• _PROBLEM TO WORK ON_: Work out how many lines of the listing below mention the word "text", and give only that figure.

• _DATA_:

-----

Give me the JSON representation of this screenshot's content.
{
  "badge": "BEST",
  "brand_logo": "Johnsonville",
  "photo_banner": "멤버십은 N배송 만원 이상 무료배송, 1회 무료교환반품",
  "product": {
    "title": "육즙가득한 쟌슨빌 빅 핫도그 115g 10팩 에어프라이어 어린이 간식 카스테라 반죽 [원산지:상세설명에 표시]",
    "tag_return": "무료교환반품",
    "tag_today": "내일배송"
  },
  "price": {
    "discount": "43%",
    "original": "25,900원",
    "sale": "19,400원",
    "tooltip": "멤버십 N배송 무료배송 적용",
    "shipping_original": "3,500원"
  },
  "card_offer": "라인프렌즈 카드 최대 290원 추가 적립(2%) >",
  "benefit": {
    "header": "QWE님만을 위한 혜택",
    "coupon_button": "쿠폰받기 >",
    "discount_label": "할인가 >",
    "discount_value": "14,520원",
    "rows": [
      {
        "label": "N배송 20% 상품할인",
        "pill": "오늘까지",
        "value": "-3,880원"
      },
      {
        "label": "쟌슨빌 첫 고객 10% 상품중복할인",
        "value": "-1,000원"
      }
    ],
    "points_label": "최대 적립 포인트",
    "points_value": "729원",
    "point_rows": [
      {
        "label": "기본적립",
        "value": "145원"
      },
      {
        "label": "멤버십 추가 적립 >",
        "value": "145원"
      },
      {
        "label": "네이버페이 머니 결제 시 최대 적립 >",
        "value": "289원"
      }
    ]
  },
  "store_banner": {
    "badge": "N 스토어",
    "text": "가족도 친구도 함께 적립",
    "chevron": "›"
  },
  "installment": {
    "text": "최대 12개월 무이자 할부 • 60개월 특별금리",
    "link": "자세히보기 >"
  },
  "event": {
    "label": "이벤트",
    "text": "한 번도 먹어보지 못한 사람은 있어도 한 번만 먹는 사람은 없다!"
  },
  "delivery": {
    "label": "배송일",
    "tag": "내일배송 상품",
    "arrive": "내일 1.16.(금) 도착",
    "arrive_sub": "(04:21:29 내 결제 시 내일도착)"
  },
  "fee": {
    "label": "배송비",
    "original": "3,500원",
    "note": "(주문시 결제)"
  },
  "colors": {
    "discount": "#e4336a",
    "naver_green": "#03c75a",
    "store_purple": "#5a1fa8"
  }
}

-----

• _ANSWER SECTION_: 3